_WHAT TO DO_. Whenever a line of the entries below holds the string "content", copy that line and return it.

_SOURCE MATERIAL_.
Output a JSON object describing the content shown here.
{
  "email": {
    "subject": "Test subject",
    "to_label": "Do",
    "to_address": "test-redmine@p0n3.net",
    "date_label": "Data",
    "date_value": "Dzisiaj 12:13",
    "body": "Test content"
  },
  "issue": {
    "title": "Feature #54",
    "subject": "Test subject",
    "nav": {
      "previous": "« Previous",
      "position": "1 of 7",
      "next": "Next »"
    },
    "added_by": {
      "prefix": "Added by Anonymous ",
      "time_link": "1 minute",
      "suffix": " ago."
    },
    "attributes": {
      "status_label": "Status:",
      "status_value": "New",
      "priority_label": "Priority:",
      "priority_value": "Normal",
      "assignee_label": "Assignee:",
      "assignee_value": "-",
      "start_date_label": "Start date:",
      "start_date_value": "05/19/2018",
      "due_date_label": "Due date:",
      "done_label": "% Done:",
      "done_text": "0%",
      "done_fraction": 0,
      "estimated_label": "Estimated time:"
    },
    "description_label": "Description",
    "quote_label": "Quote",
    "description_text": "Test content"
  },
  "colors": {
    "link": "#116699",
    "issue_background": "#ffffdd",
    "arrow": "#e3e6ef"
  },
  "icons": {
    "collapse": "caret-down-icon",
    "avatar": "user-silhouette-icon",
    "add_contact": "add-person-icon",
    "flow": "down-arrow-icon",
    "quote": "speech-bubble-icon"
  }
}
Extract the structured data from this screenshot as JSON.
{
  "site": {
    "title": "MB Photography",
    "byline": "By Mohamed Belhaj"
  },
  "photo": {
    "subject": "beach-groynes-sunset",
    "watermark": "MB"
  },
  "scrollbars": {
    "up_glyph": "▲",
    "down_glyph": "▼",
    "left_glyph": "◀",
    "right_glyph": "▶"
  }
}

_SOLUTION TO THIS PROBLEM_.
Output a JSON object describing the content shown here.
    "body": "Test content"
    "description_text": "Test content"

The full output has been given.